Your answer should be the entries, repeated exactly.

══ MATERIAL SHOWN ══

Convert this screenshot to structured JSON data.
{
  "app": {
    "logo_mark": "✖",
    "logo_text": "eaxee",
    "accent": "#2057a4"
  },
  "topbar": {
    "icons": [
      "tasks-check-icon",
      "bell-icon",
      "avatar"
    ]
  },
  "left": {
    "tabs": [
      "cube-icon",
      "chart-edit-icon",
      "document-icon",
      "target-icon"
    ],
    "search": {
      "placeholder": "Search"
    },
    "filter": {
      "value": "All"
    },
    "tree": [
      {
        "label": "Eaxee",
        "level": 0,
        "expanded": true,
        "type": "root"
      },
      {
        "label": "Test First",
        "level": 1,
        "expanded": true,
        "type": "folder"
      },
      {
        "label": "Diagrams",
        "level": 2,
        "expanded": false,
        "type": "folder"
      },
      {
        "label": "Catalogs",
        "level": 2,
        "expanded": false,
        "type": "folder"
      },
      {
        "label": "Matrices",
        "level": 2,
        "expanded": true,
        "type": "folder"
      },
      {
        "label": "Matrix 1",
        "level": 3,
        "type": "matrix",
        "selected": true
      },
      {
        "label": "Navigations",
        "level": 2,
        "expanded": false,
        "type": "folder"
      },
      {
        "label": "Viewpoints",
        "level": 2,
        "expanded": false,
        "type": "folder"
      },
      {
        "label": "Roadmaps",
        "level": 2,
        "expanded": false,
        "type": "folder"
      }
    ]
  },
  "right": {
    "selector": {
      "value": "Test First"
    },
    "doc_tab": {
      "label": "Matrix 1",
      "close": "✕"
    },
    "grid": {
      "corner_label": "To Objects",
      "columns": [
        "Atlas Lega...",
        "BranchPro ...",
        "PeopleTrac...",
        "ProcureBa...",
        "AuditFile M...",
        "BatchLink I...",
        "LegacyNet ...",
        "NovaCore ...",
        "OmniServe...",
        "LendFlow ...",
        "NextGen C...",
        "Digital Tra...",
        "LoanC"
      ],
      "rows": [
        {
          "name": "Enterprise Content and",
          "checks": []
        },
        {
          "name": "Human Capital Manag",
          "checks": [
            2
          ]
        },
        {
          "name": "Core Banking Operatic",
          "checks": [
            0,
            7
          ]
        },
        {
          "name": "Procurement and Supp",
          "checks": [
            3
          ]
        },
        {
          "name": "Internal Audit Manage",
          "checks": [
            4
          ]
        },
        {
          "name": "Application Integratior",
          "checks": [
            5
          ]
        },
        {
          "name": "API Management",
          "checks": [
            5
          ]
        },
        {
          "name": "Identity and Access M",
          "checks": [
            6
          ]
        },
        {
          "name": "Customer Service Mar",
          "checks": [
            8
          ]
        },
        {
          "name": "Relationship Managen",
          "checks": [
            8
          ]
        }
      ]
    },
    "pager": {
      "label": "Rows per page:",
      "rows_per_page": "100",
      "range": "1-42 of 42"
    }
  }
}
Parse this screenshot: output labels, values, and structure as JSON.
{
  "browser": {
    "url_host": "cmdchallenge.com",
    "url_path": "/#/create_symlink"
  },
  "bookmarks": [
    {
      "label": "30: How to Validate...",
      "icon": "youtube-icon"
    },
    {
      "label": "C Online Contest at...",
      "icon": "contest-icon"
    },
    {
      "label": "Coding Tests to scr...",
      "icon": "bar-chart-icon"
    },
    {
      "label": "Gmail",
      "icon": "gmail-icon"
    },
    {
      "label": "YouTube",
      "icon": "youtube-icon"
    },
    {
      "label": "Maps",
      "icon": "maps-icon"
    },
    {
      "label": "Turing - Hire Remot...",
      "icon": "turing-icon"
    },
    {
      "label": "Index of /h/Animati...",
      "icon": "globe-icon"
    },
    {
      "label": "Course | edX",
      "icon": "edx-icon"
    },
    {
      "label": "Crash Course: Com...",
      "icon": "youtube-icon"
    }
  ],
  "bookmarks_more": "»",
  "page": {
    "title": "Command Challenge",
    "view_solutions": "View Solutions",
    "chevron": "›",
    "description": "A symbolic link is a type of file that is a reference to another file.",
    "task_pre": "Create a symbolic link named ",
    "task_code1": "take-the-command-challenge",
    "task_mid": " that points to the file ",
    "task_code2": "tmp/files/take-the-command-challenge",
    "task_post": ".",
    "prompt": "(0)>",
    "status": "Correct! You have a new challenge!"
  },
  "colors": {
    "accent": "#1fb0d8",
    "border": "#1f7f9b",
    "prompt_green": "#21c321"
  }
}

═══

» EXERCISE OUTPUT
Convert this screenshot to structured JSON data.
{
  "app": {
    "logo_mark": "✖",
    "logo_text": "eaxee",
    "accent": "#2057a4"
  },
  "topbar": {
    "icons": [
      "tasks-check-icon",
      "bell-icon",
      "avatar"
    ]
  },
  "left": {
    "tabs": [
      "cube-icon",
      "chart-edit-icon",
      "document-icon",
      "target-icon"
    ],
    "search": {
      "placeholder": "Search"
    },
    "filter": {
      "value": "All"
    },
    "tree": [
      {
        "label": "Eaxee",
        "level": 0,
        "expanded": true,
        "type": "root"
      },
      {
        "label": "Test First",
        "level": 1,
        "expanded": true,
        "type": "folder"
      },
      {
        "label": "Diagrams",
        "level": 2,
        "expanded": false,
        "type": "folder"
      },
      {
        "label": "Catalogs",
        "level": 2,
        "expanded": false,
        "type": "folder"
      },
      {
        "label": "Matrices",
        "level": 2,
        "expanded": true,
        "type": "folder"
      },
      {
        "label": "Matrix 1",
        "level": 3,
        "type": "matrix",
        "selected": true
      },
      {
        "label": "Navigations",
        "level": 2,
        "expanded": false,
        "type": "folder"
      },
      {
        "label": "Viewpoints",
        "level": 2,
        "expanded": false,
        "type": "folder"
      },
      {
        "label": "Roadmaps",
        "level": 2,
        "expanded": false,
        "type": "folder"
      }
    ]
  },
  "right": {
    "selector": {
      "value": "Test First"
    },
    "doc_tab": {
      "label": "Matrix 1",
      "close": "✕"
    },
    "grid": {
      "corner_label": "To Objects",
      "columns": [
        "Atlas Lega...",
        "BranchPro ...",
        "PeopleTrac...",
        "ProcureBa...",
        "AuditFile M...",
        "BatchLink I...",
        "LegacyNet ...",
        "NovaCore ...",
        "OmniServe...",
        "LendFlow ...",
        "NextGen C...",
        "Digital Tra...",
        "LoanC"
      ],
      "rows": [
        {
          "name": "Enterprise Content and",
          "checks": []
        },
        {
          "name": "Human Capital Manag",
          "checks": [
            2
          ]
        },
        {
          "name": "Core Banking Operatic",
          "checks": [
            0,
            7
          ]
        },
        {
          "name": "Procurement and Supp",
          "checks": [
            3
          ]
        },
        {
          "name": "Internal Audit Manage",
          "checks": [
            4
          ]
        },
        {
          "name": "Application Integratior",
          "checks": [
            5
          ]
        },
        {
          "name": "API Management",
          "checks": [
            5
          ]
        },
        {
          "name": "Identity and Access M",
          "checks": [
            6
          ]
        },
        {
          "name": "Customer Service Mar",
          "checks": [
            8
          ]
        },
        {
          "name": "Relationship Managen",
          "checks": [
            8
          ]
        }
      ]
    },
    "pager": {
      "label": "Rows per page:",
      "rows_per_page": "100",
      "range": "1-42 of 42"
    }
  }
}
Parse this screenshot: output labels, values, and structure as JSON.
{
  "browser": {
    "url_host": "cmdchallenge.com",
    "url_path": "/#/create_symlink"
  },
  "bookmarks": [
    {
      "label": "30: How to Validate...",
      "icon": "youtube-icon"
    },
    {
      "label": "C Online Contest at...",
      "icon": "contest-icon"
    },
    {
      "label": "Coding Tests to scr...",
      "icon": "bar-chart-icon"
    },
    {
      "label": "Gmail",
      "icon": "gmail-icon"
    },
    {
      "label": "YouTube",
      "icon": "youtube-icon"
    },
    {
      "label": "Maps",
      "icon": "maps-icon"
    },
    {
      "label": "Turing - Hire Remot...",
      "icon": "turing-icon"
    },
    {
      "label": "Index of /h/Animati...",
      "icon": "globe-icon"
    },
    {
      "label": "Course | edX",
      "icon": "edx-icon"
    },
    {
      "label": "Crash Course: Com...",
      "icon": "youtube-icon"
    }
  ],
  "bookmarks_more": "»",
  "page": {
    "title": "Command Challenge",
    "view_solutions": "View Solutions",
    "chevron": "›",
    "description": "A symbolic link is a type of file that is a reference to another file.",
    "task_pre": "Create a symbolic link named ",
    "task_code1": "take-the-command-challenge",
    "task_mid": " that points to the file ",
    "task_code2": "tmp/files/take-the-command-challenge",
    "task_post": ".",
    "prompt": "(0)>",
    "status": "Correct! You have a new challenge!"
  },
  "colors": {
    "accent": "#1fb0d8",
    "border": "#1f7f9b",
    "prompt_green": "#21c321"
  }
}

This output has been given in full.